When traffic slows to a crawl and there are no mass-transit alternatives for your destination, by far the fastest mode of transport is a motorbike taxi (or in Thai, "motosai lapjang"). No, those guys in the pink smocks aren't biker gangs; they're motosai cabbies. They typically wear colorful fluorescent yellow-orange vests and wait for passengers at street corners and near shopping malls. Prices are negotiable; negotiate before you ride.
WARNING: Motorcycle accidents are brutally common, and many (tourists and Thai alike)
consider transportation of this sort to be inherently hazardous. Motorcycle
taxis in Bangkok should generally be avoided except as a last resort.
For the unfaint-of-heart, a wild motosai ride can provide a fantastic rush.
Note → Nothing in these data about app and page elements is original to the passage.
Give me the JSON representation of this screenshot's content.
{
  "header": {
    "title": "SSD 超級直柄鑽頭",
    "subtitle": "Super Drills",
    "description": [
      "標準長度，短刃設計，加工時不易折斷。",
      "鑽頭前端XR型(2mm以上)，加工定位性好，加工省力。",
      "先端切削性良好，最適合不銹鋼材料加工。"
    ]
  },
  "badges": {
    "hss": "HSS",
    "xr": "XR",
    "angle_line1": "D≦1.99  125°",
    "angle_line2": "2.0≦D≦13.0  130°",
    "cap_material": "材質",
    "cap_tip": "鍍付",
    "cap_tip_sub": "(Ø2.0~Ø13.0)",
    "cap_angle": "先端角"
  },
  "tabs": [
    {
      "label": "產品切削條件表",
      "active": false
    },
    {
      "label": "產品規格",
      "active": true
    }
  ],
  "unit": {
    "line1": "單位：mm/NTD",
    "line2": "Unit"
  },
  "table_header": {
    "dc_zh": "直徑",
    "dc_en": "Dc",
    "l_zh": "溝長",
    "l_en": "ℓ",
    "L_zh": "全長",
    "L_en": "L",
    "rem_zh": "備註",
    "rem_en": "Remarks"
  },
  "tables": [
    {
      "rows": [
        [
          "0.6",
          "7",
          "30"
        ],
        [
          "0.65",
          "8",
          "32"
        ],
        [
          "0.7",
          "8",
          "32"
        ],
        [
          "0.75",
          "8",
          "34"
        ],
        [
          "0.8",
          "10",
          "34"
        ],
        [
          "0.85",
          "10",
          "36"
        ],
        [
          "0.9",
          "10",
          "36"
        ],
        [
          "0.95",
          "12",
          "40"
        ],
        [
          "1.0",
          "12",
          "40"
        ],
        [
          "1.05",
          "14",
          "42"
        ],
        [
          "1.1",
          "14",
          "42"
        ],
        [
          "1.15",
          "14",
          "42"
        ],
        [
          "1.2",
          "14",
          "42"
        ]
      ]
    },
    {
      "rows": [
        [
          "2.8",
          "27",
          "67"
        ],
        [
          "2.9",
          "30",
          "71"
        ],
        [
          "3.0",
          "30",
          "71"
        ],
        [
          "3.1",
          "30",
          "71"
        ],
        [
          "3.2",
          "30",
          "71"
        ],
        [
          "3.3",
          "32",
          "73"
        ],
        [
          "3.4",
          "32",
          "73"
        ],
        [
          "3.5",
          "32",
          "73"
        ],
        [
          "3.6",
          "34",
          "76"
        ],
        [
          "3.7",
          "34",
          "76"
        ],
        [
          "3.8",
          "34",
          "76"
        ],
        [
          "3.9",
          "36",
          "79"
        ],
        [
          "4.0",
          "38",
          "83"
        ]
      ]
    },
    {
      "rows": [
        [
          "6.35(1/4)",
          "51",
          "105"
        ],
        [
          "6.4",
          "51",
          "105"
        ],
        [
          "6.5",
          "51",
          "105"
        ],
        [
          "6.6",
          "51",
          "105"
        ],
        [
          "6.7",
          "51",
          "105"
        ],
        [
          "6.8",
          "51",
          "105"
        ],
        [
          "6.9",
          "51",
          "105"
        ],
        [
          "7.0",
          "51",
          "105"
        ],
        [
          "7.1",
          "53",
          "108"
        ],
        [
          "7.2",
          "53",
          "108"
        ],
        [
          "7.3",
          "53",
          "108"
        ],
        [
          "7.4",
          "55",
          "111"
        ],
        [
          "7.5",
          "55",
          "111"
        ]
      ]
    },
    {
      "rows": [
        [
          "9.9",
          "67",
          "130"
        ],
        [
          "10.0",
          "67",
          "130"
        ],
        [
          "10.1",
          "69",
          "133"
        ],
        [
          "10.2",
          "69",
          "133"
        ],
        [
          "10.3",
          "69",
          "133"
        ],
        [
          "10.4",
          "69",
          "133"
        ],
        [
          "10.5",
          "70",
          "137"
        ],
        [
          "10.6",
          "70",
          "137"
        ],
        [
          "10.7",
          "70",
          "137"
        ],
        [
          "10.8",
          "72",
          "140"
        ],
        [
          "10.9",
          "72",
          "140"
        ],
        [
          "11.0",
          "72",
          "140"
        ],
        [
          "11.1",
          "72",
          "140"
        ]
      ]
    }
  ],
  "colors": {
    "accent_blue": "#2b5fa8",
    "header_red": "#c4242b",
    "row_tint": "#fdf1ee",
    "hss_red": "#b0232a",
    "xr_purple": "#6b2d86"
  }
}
Imagine weaving through rows of stopped vehicles at 50km/h with mere centimetres to spare on each side, dodging pedestrians, other motorbikes, tuk-tuks, stray dogs and the occasional elephant while the driver blithely ignores all traffic laws and defies even some laws of physics. Now, do the same ride while facing backwards on the bike and balancing a large television on your lap — then you can qualify as a local.
The overwhelming majority of motorcycle taxis do not travel long distances, but simply shuttle up and down long sois (side-streets) not serviced by other transport for a fixed 5-20 baht fare. These are marginally less dangerous, especially if you happen to travel with the flow on a one-way street.
The law requires that both driver and passenger must wear a helmet. It is the driver's responsibility to provide you with one, so if you are stopped by police, any fine is also the driver's responsibility. When riding, keep a firm grasp on the seat handle and watch out for your knees.
Finally, what would Bangkok be without the much-loathed and much-loved tuk-tuks? You'll know them when you hear them, and you'll hate them when you smell them — these three-wheeled contraptions blaze around Bangkok leaving a black cloud of smog in their wake. For anything more than a 5-10 minute jaunt or just the experience, they really are not worth the price — and, if you let them get away with it, the price will usually be 4 or 5 times what it should be anyway (which, for Thais, is around 30% less than the equivalent metered taxi fare). On the other hand, you can sometimes ride for free if you agree to visit touristy clothing or jewelry shops (which give the tuk-tuk driver gas coupons and commissions for bringing customers). The shops' salesmen are
pushy, but you are free to leave after five to ten minutes of browsing. Visitors should beware though, sometimes one stop can turn in to three, and your tuk-tuk driver may not be interested in taking you where you need to go once he has his gas coupons.
In case you actually want to get somewhere, and you're an all-male party, be careful with the tuk-tuk drivers, they will usually just ignore your destination and start driving you to some bordello ("beautiful girls"). Insist continually and forcefully on going only to your destination.
There's also a less-heralded, less-colourful and less-touristy version of the tuk-tuk that usually serves the back sois in residential neighborhoods. They usually have four wheels instead of three and resemble a tiny truck / ute / lorry, and they run on petrol instead of LP. The maids and locals tend to use them to return home from market with loads of groceries, or for quick trips if they're available. Negotiate before you get in, but don't expect to go much beyond the edge of that particular neighborhood.